Perot: I keep my love for this country separate from imperfections in parts of it, and people in parts of it. I have a very high level of frustration with things that can be done so much better: money that is available for people who are truly needy that is handled so poorly, the State Department’s inability to act in situations where they could do something. I have a huge level of frustration with wasting the lives of our military men. If I could wish for one thing, it would be never to use our people as clay pigeons. I think we got into that in Korea, then even more so in Vietnam. At this point, we’ve got the political and the military so mixed up.

I met with the people in the Pentagon in November of 1979 just after Iran took the 52 hostages. But it became so obvious to me that if they tried what they were planning to try, it would fail. Now keep in mind, right after the hostages were taken, we sent our people back to Iran to gather intelligence. We were up there-our people were up there -we had men volunteering to go train with the Delta team. Nobody had indicated a greater willingness to try to help the hostages than we. But by the end of December, we were so convinced that the method they had chosen wouldn’t work, we felt the most responsible thing we could do would be to pull out-as a symbolic act.

I remember one night they were sitting around the table talking about how many Iranians we could afford to kill. When they came to me, I said, “You can’t let your mind go beyond protecting the 52 hostages and the Delta team. What are you going to tell our men-you can shoot the first 50? Why are we having this conversation?”

D: How can you keep from dirtying your hands in the political games?

Perot: ’You stay out of it. The best thing for EDS-and we learned this over time, through trial and error-is to stay clear. Bill Clements and I had been friends for years, but when he ran for governor, he understood that I could never support him, never campaign for him. I can make more of a contribution by staying out of politics.

D: You don’t ever feel the pressure?

Perot: Now that’s a different subject. Back in the days before they put a lid on campaign contributions, everybody that ran for president came into my office and twisted my arm. In 1968, every candidate except the guy who ran from the Communist Party came in here figuring, “Here’s a place where we can squeeze.” When they were investigating Nixon, the FBI called down and said, “Did Maurice Stans come see you?” I said, “Yeah.” They said, “Did he put pressure on you?” And I said, “Compared to whom? Maurice Stans was a pussycat compared to the rest of these guys.”

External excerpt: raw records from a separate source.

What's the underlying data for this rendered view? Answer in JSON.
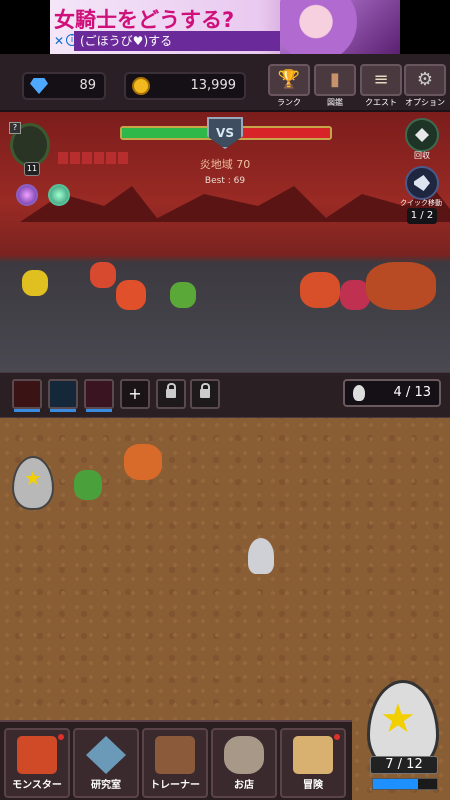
{
  "ad": {
    "headline": "女騎士をどうする?",
    "subline": "(ごほうび♥)する",
    "close": "✕",
    "info": "i"
  },
  "resources": {
    "gems": "89",
    "coins": "13,999"
  },
  "menu": [
    {
      "label": "ランク",
      "icon": "trophy-icon"
    },
    {
      "label": "図鑑",
      "icon": "book-icon"
    },
    {
      "label": "クエスト",
      "icon": "scroll-icon"
    },
    {
      "label": "オプション",
      "icon": "gear-icon"
    }
  ],
  "battle": {
    "vs": "VS",
    "area_name": "炎地域 70",
    "best": "Best : 69",
    "player_hp_ratio": 0.5,
    "player_level": "11",
    "help": "?",
    "collect_label": "回収",
    "quick_move_label": "クイック移動",
    "quick_move_count": "1 / 2"
  },
  "party": {
    "capacity": "4 / 13",
    "add_symbol": "+"
  },
  "egg": {
    "count": "7 / 12",
    "progress": 0.7,
    "star": "★"
  },
  "nav": [
    {
      "label": "モンスター",
      "icon": "dragon-icon",
      "badge": true
    },
    {
      "label": "研究室",
      "icon": "crystal-icon",
      "badge": false
    },
    {
      "label": "トレーナー",
      "icon": "trainer-icon",
      "badge": false
    },
    {
      "label": "お店",
      "icon": "money-bag-icon",
      "badge": false
    },
    {
      "label": "冒険",
      "icon": "map-icon",
      "badge": true
    }
  ],
  "colors": {
    "hp_green": "#2fb84a",
    "hp_red": "#d82428",
    "field": "#8a5e34",
    "notification": "#e0302a"
  }
}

D: Do your contacts in the military, in government, help when EDS competes for these huge federal jobs?

Perot: Gosh, no. If I go around making calls at a senior level, that becomes a news story. You win through performance. That’s the only way. EDS has grown to 13,000 employees around the world, with contracts worth over $1 billion. But let me tell you something: If we’d been in the steel business or the auto business, we wouldn’t be a success. We pioneered this field, but we stay busy today because we’re in the midst of a giant market.

I used to tell my people when we were beginning to recruit: Find people who like to finish first-people who’ve been the best at whatever they’ve done since childhood. If you get people like that, even with poor management and poor training, they’re probably going to continue to win. One time, somebody asked, “What if we run out of people who love to win?” And I said, “Find people who can’t stand to lose.”